- _Exercise instructions_
Each entry must appear in the answer exactly as it does here.

- _Data excerpts_

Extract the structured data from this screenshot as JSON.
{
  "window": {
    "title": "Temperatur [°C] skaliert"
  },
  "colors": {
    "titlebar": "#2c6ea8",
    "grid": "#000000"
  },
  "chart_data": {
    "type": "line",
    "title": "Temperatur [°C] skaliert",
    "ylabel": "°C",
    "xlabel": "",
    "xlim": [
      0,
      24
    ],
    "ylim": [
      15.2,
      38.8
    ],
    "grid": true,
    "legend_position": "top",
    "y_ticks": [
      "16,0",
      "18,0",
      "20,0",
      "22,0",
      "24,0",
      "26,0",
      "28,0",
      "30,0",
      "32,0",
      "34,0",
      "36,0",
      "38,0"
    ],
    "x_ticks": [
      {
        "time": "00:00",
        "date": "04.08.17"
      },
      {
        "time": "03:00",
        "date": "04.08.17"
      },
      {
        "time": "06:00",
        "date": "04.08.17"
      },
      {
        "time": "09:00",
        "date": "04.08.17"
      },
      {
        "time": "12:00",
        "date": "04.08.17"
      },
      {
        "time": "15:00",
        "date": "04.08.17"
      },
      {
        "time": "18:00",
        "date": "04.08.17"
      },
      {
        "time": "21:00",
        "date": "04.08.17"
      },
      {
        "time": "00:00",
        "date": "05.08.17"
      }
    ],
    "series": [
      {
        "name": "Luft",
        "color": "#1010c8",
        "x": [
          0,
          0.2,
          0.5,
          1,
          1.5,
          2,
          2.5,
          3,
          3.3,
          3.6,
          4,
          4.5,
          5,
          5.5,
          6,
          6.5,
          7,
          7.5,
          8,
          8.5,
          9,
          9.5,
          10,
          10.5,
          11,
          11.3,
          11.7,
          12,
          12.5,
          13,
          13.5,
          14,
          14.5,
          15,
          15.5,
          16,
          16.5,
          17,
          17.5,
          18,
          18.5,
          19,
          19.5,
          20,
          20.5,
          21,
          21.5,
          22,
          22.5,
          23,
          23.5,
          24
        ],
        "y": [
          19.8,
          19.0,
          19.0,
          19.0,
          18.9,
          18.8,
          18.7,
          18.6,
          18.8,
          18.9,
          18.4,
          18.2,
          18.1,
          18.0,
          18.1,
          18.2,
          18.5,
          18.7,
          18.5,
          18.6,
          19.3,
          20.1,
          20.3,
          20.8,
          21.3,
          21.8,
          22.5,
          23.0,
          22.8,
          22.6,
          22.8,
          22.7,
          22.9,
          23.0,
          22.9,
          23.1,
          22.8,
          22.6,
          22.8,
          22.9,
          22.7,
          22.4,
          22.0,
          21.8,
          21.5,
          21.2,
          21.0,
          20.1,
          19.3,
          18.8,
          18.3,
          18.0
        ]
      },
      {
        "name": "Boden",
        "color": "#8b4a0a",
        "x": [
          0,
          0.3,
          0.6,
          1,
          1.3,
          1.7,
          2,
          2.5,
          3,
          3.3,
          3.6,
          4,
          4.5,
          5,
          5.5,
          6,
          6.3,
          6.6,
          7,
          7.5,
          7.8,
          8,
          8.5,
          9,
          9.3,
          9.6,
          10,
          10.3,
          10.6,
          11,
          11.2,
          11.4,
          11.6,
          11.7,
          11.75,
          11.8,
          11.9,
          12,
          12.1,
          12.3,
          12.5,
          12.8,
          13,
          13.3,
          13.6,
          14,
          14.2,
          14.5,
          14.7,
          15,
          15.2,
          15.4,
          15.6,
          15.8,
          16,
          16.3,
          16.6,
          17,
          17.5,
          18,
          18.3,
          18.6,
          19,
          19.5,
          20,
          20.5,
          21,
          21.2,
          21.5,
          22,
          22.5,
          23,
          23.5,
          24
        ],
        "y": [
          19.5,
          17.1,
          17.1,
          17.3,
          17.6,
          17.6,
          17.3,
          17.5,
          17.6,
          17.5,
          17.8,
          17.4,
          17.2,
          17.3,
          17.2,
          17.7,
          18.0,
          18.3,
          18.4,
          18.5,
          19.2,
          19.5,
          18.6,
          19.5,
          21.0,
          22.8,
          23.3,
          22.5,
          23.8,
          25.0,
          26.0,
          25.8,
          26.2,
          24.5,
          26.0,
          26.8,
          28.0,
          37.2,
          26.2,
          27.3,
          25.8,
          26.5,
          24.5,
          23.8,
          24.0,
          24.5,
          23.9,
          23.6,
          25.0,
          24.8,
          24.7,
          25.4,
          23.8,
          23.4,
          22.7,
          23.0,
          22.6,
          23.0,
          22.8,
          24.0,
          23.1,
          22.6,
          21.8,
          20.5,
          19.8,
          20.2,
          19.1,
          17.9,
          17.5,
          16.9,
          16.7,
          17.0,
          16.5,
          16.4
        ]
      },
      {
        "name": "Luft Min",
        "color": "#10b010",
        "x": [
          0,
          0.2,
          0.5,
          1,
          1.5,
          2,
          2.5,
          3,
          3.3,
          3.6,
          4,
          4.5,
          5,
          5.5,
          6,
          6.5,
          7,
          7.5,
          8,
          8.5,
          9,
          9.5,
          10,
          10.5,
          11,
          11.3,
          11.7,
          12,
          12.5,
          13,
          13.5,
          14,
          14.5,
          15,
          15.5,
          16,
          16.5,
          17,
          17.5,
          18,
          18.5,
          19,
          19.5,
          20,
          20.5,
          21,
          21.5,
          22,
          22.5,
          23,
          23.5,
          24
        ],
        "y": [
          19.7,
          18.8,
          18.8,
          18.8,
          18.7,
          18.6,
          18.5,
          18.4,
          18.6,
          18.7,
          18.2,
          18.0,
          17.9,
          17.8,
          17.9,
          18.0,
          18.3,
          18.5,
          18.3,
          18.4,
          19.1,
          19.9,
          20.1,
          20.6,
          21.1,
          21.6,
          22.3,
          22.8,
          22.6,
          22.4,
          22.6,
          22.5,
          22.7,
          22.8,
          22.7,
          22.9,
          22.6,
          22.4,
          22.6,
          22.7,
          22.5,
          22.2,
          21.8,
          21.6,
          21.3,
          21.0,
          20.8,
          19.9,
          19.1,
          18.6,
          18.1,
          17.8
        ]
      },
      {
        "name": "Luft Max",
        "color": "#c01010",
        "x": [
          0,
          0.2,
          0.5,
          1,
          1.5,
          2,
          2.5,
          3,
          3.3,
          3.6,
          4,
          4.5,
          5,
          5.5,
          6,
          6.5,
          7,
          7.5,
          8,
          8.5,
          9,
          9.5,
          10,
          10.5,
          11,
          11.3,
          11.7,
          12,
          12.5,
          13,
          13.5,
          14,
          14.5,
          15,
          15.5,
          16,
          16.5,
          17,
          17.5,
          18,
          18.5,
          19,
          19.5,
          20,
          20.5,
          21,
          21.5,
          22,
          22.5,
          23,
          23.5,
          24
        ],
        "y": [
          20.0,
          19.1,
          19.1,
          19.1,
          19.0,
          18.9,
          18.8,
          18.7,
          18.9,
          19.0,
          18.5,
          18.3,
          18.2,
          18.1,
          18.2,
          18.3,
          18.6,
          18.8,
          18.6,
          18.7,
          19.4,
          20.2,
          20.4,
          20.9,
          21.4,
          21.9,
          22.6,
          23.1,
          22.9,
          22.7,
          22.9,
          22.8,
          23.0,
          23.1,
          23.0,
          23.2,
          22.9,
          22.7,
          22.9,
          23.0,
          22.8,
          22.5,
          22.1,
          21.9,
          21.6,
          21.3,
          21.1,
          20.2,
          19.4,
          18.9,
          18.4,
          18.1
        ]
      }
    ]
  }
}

- _Result below_
Extract the structured data from this screenshot as JSON.
{
  "window": {
    "title": "Temperatur [°C] skaliert"
  },
  "colors": {
    "titlebar": "#2c6ea8",
    "grid": "#000000"
  },
  "chart_data": {
    "type": "line",
    "title": "Temperatur [°C] skaliert",
    "ylabel": "°C",
    "xlabel": "",
    "xlim": [
      0,
      24
    ],
    "ylim": [
      15.2,
      38.8
    ],
    "grid": true,
    "legend_position": "top",
    "y_ticks": [
      "16,0",
      "18,0",
      "20,0",
      "22,0",
      "24,0",
      "26,0",
      "28,0",
      "30,0",
      "32,0",
      "34,0",
      "36,0",
      "38,0"
    ],
    "x_ticks": [
      {
        "time": "00:00",
        "date": "04.08.17"
      },
      {
        "time": "03:00",
        "date": "04.08.17"
      },
      {
        "time": "06:00",
        "date": "04.08.17"
      },
      {
        "time": "09:00",
        "date": "04.08.17"
      },
      {
        "time": "12:00",
        "date": "04.08.17"
      },
      {
        "time": "15:00",
        "date": "04.08.17"
      },
      {
        "time": "18:00",
        "date": "04.08.17"
      },
      {
        "time": "21:00",
        "date": "04.08.17"
      },
      {
        "time": "00:00",
        "date": "05.08.17"
      }
    ],
    "series": [
      {
        "name": "Luft",
        "color": "#1010c8",
        "x": [
          0,
          0.2,
          0.5,
          1,
          1.5,
          2,
          2.5,
          3,
          3.3,
          3.6,
          4,
          4.5,
          5,
          5.5,
          6,
          6.5,
          7,
          7.5,
          8,
          8.5,
          9,
          9.5,
          10,
          10.5,
          11,
          11.3,
          11.7,
          12,
          12.5,
          13,
          13.5,
          14,
          14.5,
          15,
          15.5,
          16,
          16.5,
          17,
          17.5,
          18,
          18.5,
          19,
          19.5,
          20,
          20.5,
          21,
          21.5,
          22,
          22.5,
          23,
          23.5,
          24
        ],
        "y": [
          19.8,
          19.0,
          19.0,
          19.0,
          18.9,
          18.8,
          18.7,
          18.6,
          18.8,
          18.9,
          18.4,
          18.2,
          18.1,
          18.0,
          18.1,
          18.2,
          18.5,
          18.7,
          18.5,
          18.6,
          19.3,
          20.1,
          20.3,
          20.8,
          21.3,
          21.8,
          22.5,
          23.0,
          22.8,
          22.6,
          22.8,
          22.7,
          22.9,
          23.0,
          22.9,
          23.1,
          22.8,
          22.6,
          22.8,
          22.9,
          22.7,
          22.4,
          22.0,
          21.8,
          21.5,
          21.2,
          21.0,
          20.1,
          19.3,
          18.8,
          18.3,
          18.0
        ]
      },
      {
        "name": "Boden",
        "color": "#8b4a0a",
        "x": [
          0,
          0.3,
          0.6,
          1,
          1.3,
          1.7,
          2,
          2.5,
          3,
          3.3,
          3.6,
          4,
          4.5,
          5,
          5.5,
          6,
          6.3,
          6.6,
          7,
          7.5,
          7.8,
          8,
          8.5,
          9,
          9.3,
          9.6,
          10,
          10.3,
          10.6,
          11,
          11.2,
          11.4,
          11.6,
          11.7,
          11.75,
          11.8,
          11.9,
          12,
          12.1,
          12.3,
          12.5,
          12.8,
          13,
          13.3,
          13.6,
          14,
          14.2,
          14.5,
          14.7,
          15,
          15.2,
          15.4,
          15.6,
          15.8,
          16,
          16.3,
          16.6,
          17,
          17.5,
          18,
          18.3,
          18.6,
          19,
          19.5,
          20,
          20.5,
          21,
          21.2,
          21.5,
          22,
          22.5,
          23,
          23.5,
          24
        ],
        "y": [
          19.5,
          17.1,
          17.1,
          17.3,
          17.6,
          17.6,
          17.3,
          17.5,
          17.6,
          17.5,
          17.8,
          17.4,
          17.2,
          17.3,
          17.2,
          17.7,
          18.0,
          18.3,
          18.4,
          18.5,
          19.2,
          19.5,
          18.6,
          19.5,
          21.0,
          22.8,
          23.3,
          22.5,
          23.8,
          25.0,
          26.0,
          25.8,
          26.2,
          24.5,
          26.0,
          26.8,
          28.0,
          37.2,
          26.2,
          27.3,
          25.8,
          26.5,
          24.5,
          23.8,
          24.0,
          24.5,
          23.9,
          23.6,
          25.0,
          24.8,
          24.7,
          25.4,
          23.8,
          23.4,
          22.7,
          23.0,
          22.6,
          23.0,
          22.8,
          24.0,
          23.1,
          22.6,
          21.8,
          20.5,
          19.8,
          20.2,
          19.1,
          17.9,
          17.5,
          16.9,
          16.7,
          17.0,
          16.5,
          16.4
        ]
      },
      {
        "name": "Luft Min",
        "color": "#10b010",
        "x": [
          0,
          0.2,
          0.5,
          1,
          1.5,
          2,
          2.5,
          3,
          3.3,
          3.6,
          4,
          4.5,
          5,
          5.5,
          6,
          6.5,
          7,
          7.5,
          8,
          8.5,
          9,
          9.5,
          10,
          10.5,
          11,
          11.3,
          11.7,
          12,
          12.5,
          13,
          13.5,
          14,
          14.5,
          15,
          15.5,
          16,
          16.5,
          17,
          17.5,
          18,
          18.5,
          19,
          19.5,
          20,
          20.5,
          21,
          21.5,
          22,
          22.5,
          23,
          23.5,
          24
        ],
        "y": [
          19.7,
          18.8,
          18.8,
          18.8,
          18.7,
          18.6,
          18.5,
          18.4,
          18.6,
          18.7,
          18.2,
          18.0,
          17.9,
          17.8,
          17.9,
          18.0,
          18.3,
          18.5,
          18.3,
          18.4,
          19.1,
          19.9,
          20.1,
          20.6,
          21.1,
          21.6,
          22.3,
          22.8,
          22.6,
          22.4,
          22.6,
          22.5,
          22.7,
          22.8,
          22.7,
          22.9,
          22.6,
          22.4,
          22.6,
          22.7,
          22.5,
          22.2,
          21.8,
          21.6,
          21.3,
          21.0,
          20.8,
          19.9,
          19.1,
          18.6,
          18.1,
          17.8
        ]
      },
      {
        "name": "Luft Max",
        "color": "#c01010",
        "x": [
          0,
          0.2,
          0.5,
          1,
          1.5,
          2,
          2.5,
          3,
          3.3,
          3.6,
          4,
          4.5,
          5,
          5.5,
          6,
          6.5,
          7,
          7.5,
          8,
          8.5,
          9,
          9.5,
          10,
          10.5,
          11,
          11.3,
          11.7,
          12,
          12.5,
          13,
          13.5,
          14,
          14.5,
          15,
          15.5,
          16,
          16.5,
          17,
          17.5,
          18,
          18.5,
          19,
          19.5,
          20,
          20.5,
          21,
          21.5,
          22,
          22.5,
          23,
          23.5,
          24
        ],
        "y": [
          20.0,
          19.1,
          19.1,
          19.1,
          19.0,
          18.9,
          18.8,
          18.7,
          18.9,
          19.0,
          18.5,
          18.3,
          18.2,
          18.1,
          18.2,
          18.3,
          18.6,
          18.8,
          18.6,
          18.7,
          19.4,
          20.2,
          20.4,
          20.9,
          21.4,
          21.9,
          22.6,
          23.1,
          22.9,
          22.7,
          22.9,
          22.8,
          23.0,
          23.1,
          23.0,
          23.2,
          22.9,
          22.7,
          22.9,
          23.0,
          22.8,
          22.5,
          22.1,
          21.9,
          21.6,
          21.3,
          21.1,
          20.2,
          19.4,
          18.9,
          18.4,
          18.1
        ]
      }
    ]
  }
}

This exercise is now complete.